• The state can wait until the Tribes sue (which they will, since they have no choice) the state under the remedies in the IGRA. The state can then raise the state’s sovereign immunity (per se bad faith) as a defense, in which case the tribes will petition the Secretary of Interior for “Alternative Compacting Procedures” which is the other remedy available in the IGRA when tribes and states can’t agree and the state raises its sovereign immunity as a defense. The Solicitor for the Department of Interior will then look at Montana Law to see what Class III gaming is allowed for any entity or person and will determine that Montana has Class III gaming with unlimited bets and prizes (lottery machines which use the same technology as a slot machine); that Montana allows individuals and corporations to have an unlimited number of Class III Gaming devices (Poker and Keno which also operate on the same technology as a slot machine) depending upon how many wine, beer, liquor, restaurant and convenience store alcoholic beverage licenses the individual or corporation has it can have a compliment of twenty machines with each license. The Solicitor may very well determine that the state does allow slot machine gaming in the form of lottery, poker and keno devices. Some corporations in Montana operate in excess of 1,500 Class III devices. There are some 19,500 plus Class III machines operating in Montana under such licenses. The tribes do not operate 1,500 Class III devices in total.
• The state can also wait until the tribes (or their trustee the United States Department of Justice) file a civil rights action based on the fact that the above described gaming is allowed for others in the state but not tribes and they are singled out for discriminatory treatment based on national origin and race. Such treatment does not comport with Montana’s Constitution nor the United States Constitution. The damages will be the lost revenue from 1988 to present and lost economic opportunity in the form of thousands of jobs and hundreds of millions of dollars the tribes have been cheated out of because of the states blatant discriminatory treatment of the tribes.
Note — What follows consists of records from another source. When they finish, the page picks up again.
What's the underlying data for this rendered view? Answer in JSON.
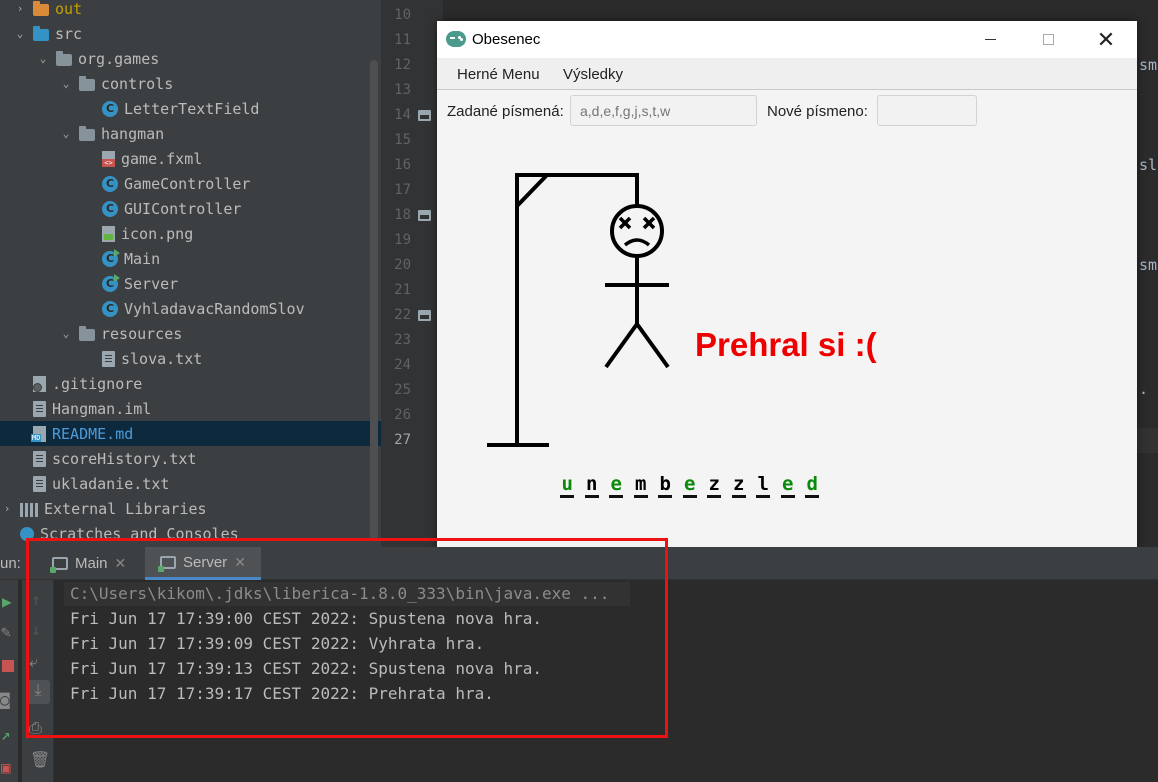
{
  "project_tree": [
    {
      "label": "out",
      "indent": 1,
      "arrow": "›",
      "icon": "folder-orange",
      "color": "#c4a000"
    },
    {
      "label": "src",
      "indent": 1,
      "arrow": "⌄",
      "icon": "folder-blue"
    },
    {
      "label": "org.games",
      "indent": 2,
      "arrow": "⌄",
      "icon": "folder"
    },
    {
      "label": "controls",
      "indent": 3,
      "arrow": "⌄",
      "icon": "folder"
    },
    {
      "label": "LetterTextField",
      "indent": 4,
      "arrow": "",
      "icon": "class"
    },
    {
      "label": "hangman",
      "indent": 3,
      "arrow": "⌄",
      "icon": "folder"
    },
    {
      "label": "game.fxml",
      "indent": 4,
      "arrow": "",
      "icon": "fxml"
    },
    {
      "label": "GameController",
      "indent": 4,
      "arrow": "",
      "icon": "class"
    },
    {
      "label": "GUIController",
      "indent": 4,
      "arrow": "",
      "icon": "class"
    },
    {
      "label": "icon.png",
      "indent": 4,
      "arrow": "",
      "icon": "png"
    },
    {
      "label": "Main",
      "indent": 4,
      "arrow": "",
      "icon": "class-run"
    },
    {
      "label": "Server",
      "indent": 4,
      "arrow": "",
      "icon": "class-run"
    },
    {
      "label": "VyhladavacRandomSlov",
      "indent": 4,
      "arrow": "",
      "icon": "class"
    },
    {
      "label": "resources",
      "indent": 3,
      "arrow": "⌄",
      "icon": "folder"
    },
    {
      "label": "slova.txt",
      "indent": 4,
      "arrow": "",
      "icon": "file"
    },
    {
      "label": ".gitignore",
      "indent": 1,
      "arrow": "",
      "icon": "git"
    },
    {
      "label": "Hangman.iml",
      "indent": 1,
      "arrow": "",
      "icon": "file"
    },
    {
      "label": "README.md",
      "indent": 1,
      "arrow": "",
      "icon": "md",
      "selected": true
    },
    {
      "label": "scoreHistory.txt",
      "indent": 1,
      "arrow": "",
      "icon": "file"
    },
    {
      "label": "ukladanie.txt",
      "indent": 1,
      "arrow": "",
      "icon": "file"
    },
    {
      "label": "External Libraries",
      "indent": 0,
      "arrow": "›",
      "icon": "lib"
    },
    {
      "label": "Scratches and Consoles",
      "indent": 0,
      "arrow": "",
      "icon": "scratch"
    }
  ],
  "editor": {
    "line_numbers": [
      "10",
      "11",
      "12",
      "13",
      "14",
      "15",
      "16",
      "17",
      "18",
      "19",
      "20",
      "21",
      "22",
      "23",
      "24",
      "25",
      "26",
      "27"
    ],
    "current_line": "27",
    "code_fragments": [
      "sm",
      "sl",
      "sm",
      "."
    ]
  },
  "app": {
    "title": "Obesenec",
    "close_symbol": "✕",
    "menu": [
      "Herné Menu",
      "Výsledky"
    ],
    "entered_label": "Zadané písmená:",
    "entered_placeholder": "a,d,e,f,g,j,s,t,w",
    "new_label": "Nové písmeno:",
    "new_value": "",
    "result_message": "Prehral si :(",
    "word_letters": [
      {
        "ch": "u",
        "guessed": true
      },
      {
        "ch": "n",
        "guessed": false
      },
      {
        "ch": "e",
        "guessed": true
      },
      {
        "ch": "m",
        "guessed": false
      },
      {
        "ch": "b",
        "guessed": false
      },
      {
        "ch": "e",
        "guessed": true
      },
      {
        "ch": "z",
        "guessed": false
      },
      {
        "ch": "z",
        "guessed": false
      },
      {
        "ch": "l",
        "guessed": false
      },
      {
        "ch": "e",
        "guessed": true
      },
      {
        "ch": "d",
        "guessed": true
      }
    ],
    "colors": {
      "message": "#ee0000",
      "guessed": "#0a8a0a",
      "missed": "#000000"
    }
  },
  "run_panel": {
    "label": "un:",
    "tabs": [
      {
        "label": "Main",
        "active": false
      },
      {
        "label": "Server",
        "active": true
      }
    ],
    "tab_close_symbol": "✕",
    "command": "C:\\Users\\kikom\\.jdks\\liberica-1.8.0_333\\bin\\java.exe ...",
    "log": [
      "Fri Jun 17 17:39:00 CEST 2022: Spustena nova hra.",
      "Fri Jun 17 17:39:09 CEST 2022: Vyhrata hra.",
      "Fri Jun 17 17:39:13 CEST 2022: Spustena nova hra.",
      "Fri Jun 17 17:39:17 CEST 2022: Prehrata hra."
    ],
    "highlight_color": "#ee1111"
  }
}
Economic discrimination in the form of economic racism is economic terrorism. No legal or moral argument can be made to sustain this reprehensible treatment of Montana’s Native Americans. If Montana continues in its position, that it does not allow unlimited numbers of gaming devices (slot machines) to individuals and that it does not allow device gaming with unlimited wagers and prizes (lottery), the Secretary of the Interior has a trust responsibility to take the state out of the equation and issue to the Montana Tribes “Alternative Compacting Procedures” that comport with the IGRA and its case law.

The opinions expressed herein are the author’s well informed analysis of the law in this area and the state, tribes and individual interested parties should seek their own well informed Federal Indian Law Legal Counsel experienced in matters arising under the IGRA. The author does not represent any party in the present controversy.

Harold A. Monteau, is a partner in the majority Indian owned Law Firm of Monteau & Peebles, LLP, a firm engaged in the practice of Federal Indian Law with offices in Missoula, Omaha, Sacramento, Washington, D.C. and Sioux Falls. He is also the former Chairman of the National Indian Gaming Commission during the Clinton Administration. He can be reached through the firm website